BRIEF:
Find how many lines in the entries below carry the word "name" and answer with only that figure.

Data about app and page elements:
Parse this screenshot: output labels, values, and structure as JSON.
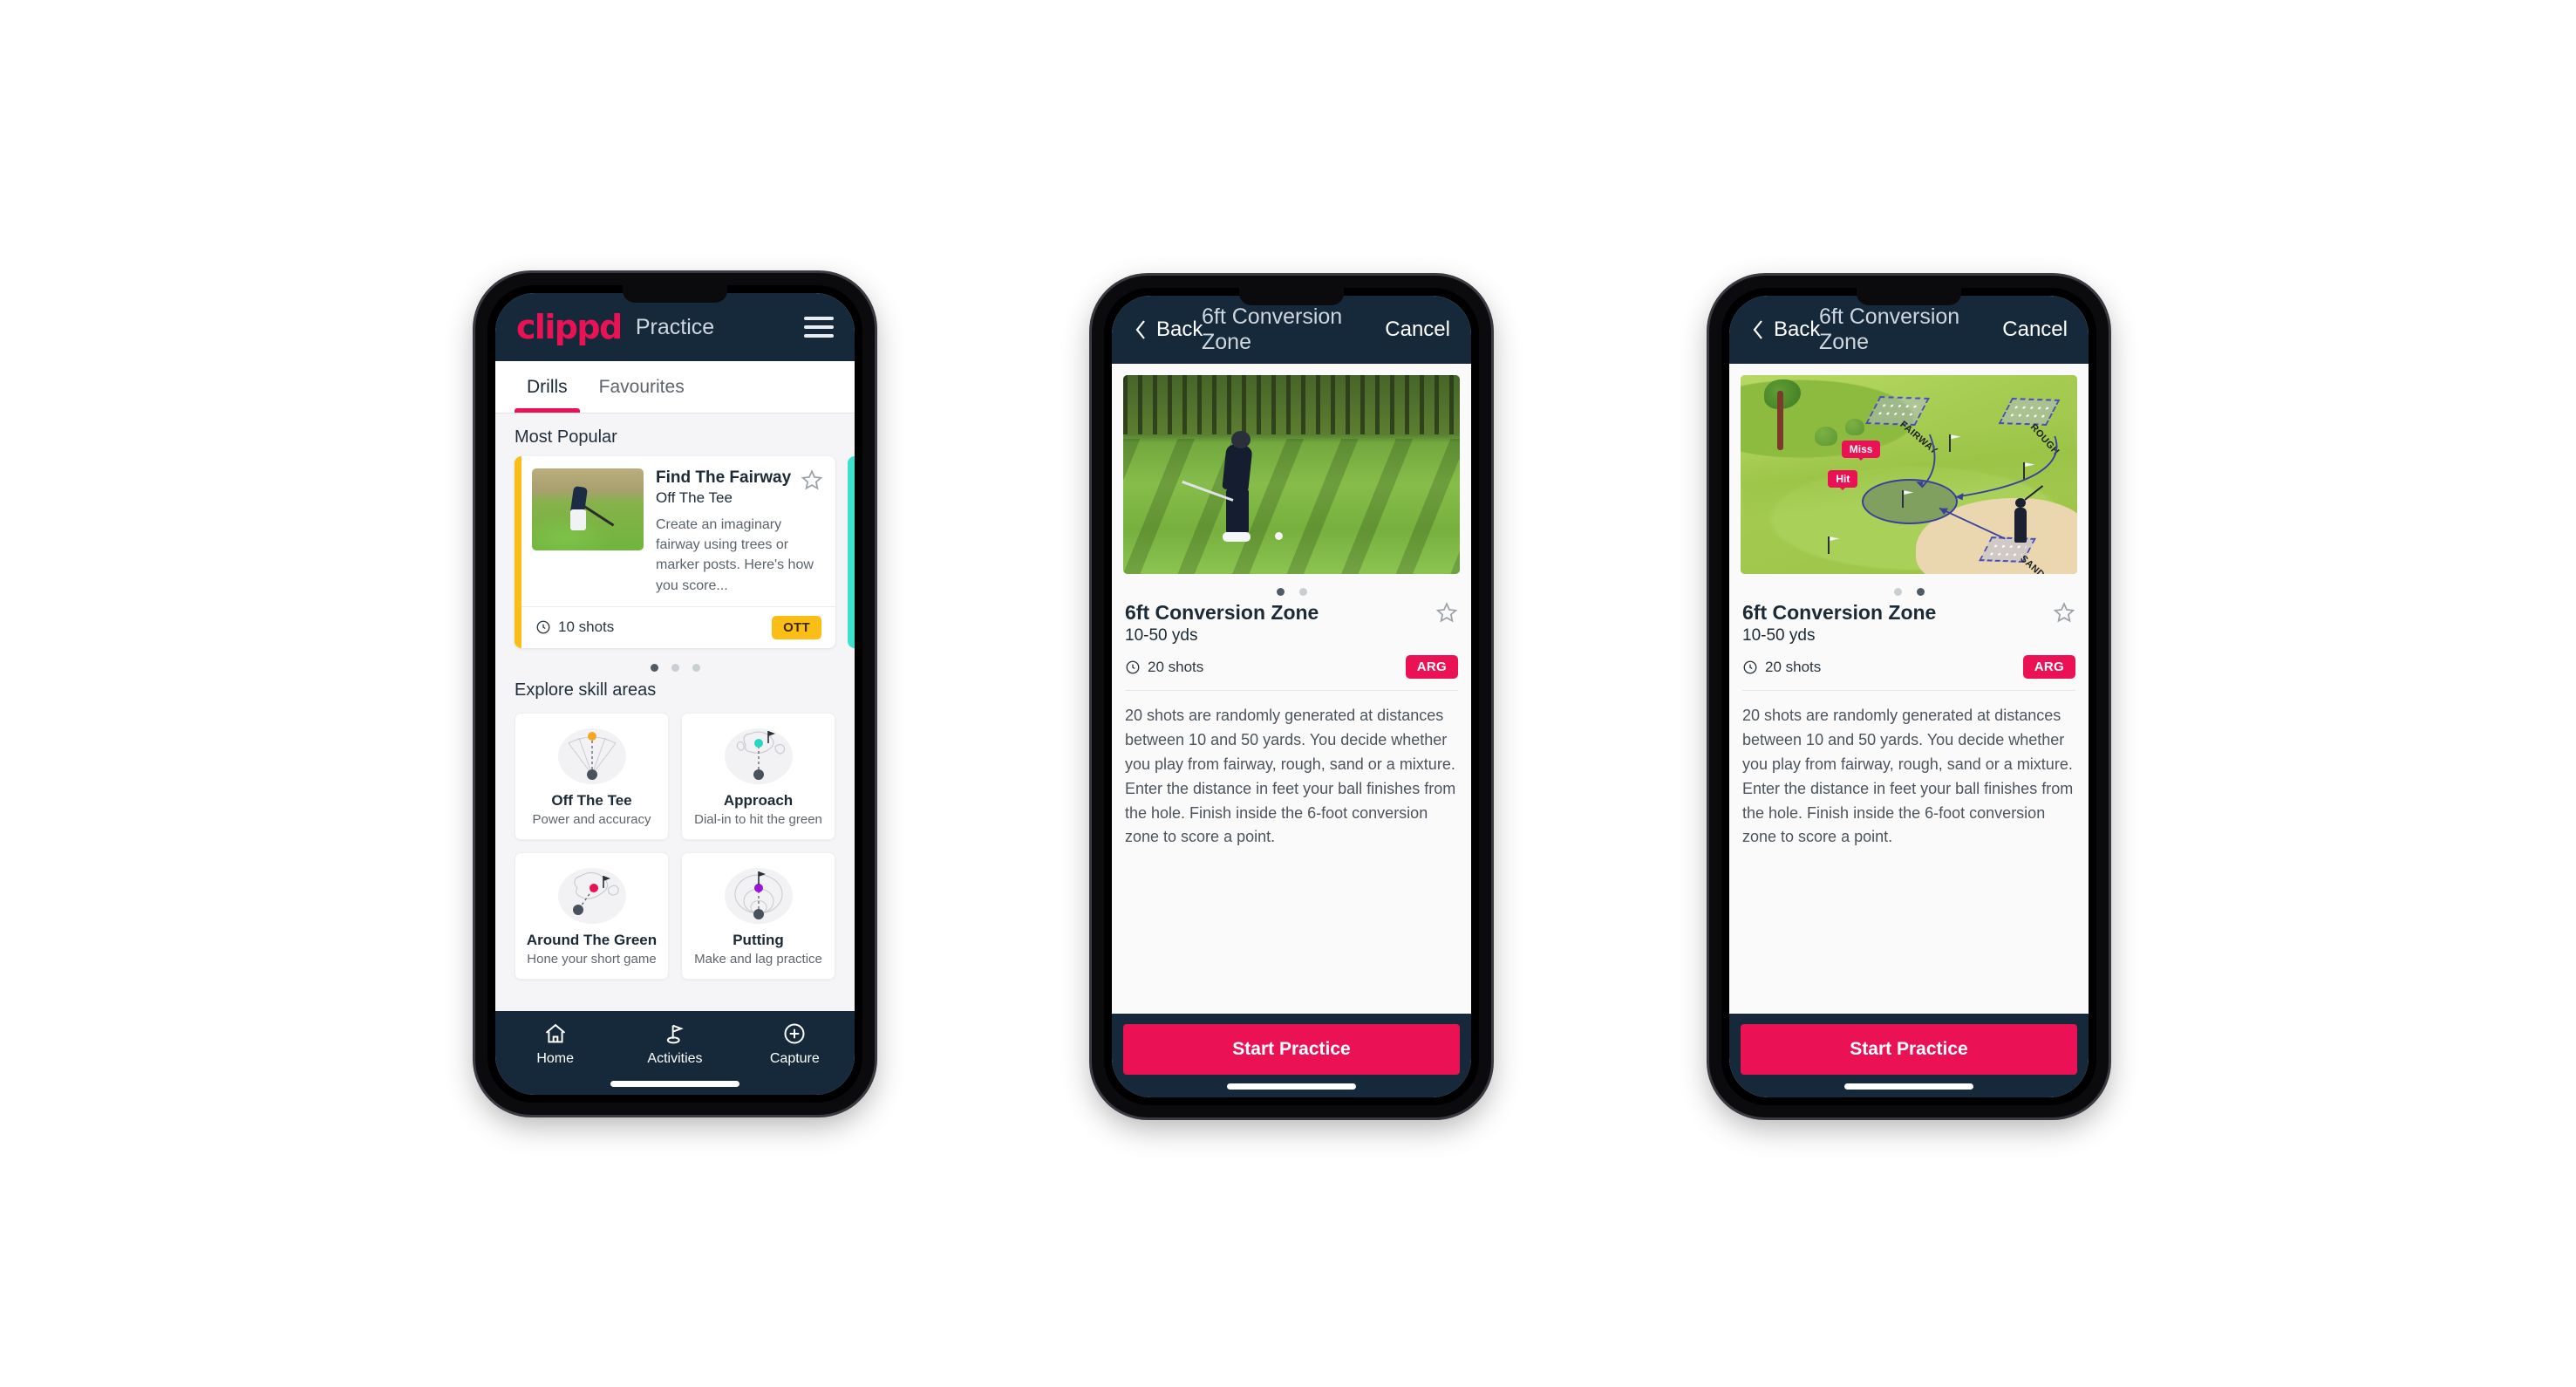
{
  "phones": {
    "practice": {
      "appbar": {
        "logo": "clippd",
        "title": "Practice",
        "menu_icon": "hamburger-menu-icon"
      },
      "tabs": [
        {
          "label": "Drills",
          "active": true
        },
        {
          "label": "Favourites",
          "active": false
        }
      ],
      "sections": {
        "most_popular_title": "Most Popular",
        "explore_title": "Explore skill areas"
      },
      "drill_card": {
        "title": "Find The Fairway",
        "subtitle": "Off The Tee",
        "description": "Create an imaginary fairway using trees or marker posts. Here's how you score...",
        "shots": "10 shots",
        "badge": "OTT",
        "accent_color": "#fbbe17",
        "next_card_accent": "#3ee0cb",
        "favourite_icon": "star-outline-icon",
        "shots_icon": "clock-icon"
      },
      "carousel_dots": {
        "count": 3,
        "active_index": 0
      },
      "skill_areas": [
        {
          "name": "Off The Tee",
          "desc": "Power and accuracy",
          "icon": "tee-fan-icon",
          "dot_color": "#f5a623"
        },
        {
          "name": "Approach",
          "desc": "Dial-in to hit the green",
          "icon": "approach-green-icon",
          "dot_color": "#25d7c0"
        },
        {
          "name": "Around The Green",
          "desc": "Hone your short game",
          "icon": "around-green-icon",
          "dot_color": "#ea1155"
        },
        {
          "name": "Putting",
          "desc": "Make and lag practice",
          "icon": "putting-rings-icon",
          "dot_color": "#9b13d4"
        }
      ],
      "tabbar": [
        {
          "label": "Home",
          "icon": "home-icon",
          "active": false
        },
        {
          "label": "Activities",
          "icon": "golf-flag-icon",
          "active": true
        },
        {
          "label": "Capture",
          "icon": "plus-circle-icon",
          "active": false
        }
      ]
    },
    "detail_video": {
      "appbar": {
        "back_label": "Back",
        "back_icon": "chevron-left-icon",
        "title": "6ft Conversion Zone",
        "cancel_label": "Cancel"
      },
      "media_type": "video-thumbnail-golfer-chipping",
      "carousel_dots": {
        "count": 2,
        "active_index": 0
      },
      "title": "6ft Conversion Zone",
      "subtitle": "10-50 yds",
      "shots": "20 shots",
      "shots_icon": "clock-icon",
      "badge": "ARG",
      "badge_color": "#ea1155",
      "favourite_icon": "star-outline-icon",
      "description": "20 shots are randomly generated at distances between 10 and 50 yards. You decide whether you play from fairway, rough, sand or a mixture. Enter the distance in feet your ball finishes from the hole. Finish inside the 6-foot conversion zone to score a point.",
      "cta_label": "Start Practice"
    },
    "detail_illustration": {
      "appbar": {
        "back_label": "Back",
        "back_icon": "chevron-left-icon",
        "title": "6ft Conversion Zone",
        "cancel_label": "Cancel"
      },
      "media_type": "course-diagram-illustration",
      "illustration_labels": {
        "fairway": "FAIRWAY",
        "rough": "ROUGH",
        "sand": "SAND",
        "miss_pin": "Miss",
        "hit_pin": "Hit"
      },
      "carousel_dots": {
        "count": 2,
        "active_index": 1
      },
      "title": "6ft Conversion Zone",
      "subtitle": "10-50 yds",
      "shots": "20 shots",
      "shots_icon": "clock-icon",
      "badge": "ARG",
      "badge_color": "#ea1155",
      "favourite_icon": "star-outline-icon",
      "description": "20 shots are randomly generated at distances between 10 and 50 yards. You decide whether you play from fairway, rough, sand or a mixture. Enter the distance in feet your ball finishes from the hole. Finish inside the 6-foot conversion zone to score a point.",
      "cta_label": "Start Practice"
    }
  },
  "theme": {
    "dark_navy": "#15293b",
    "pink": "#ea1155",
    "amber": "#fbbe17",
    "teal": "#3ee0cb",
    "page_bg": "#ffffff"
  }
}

RESPONSE AREA:
4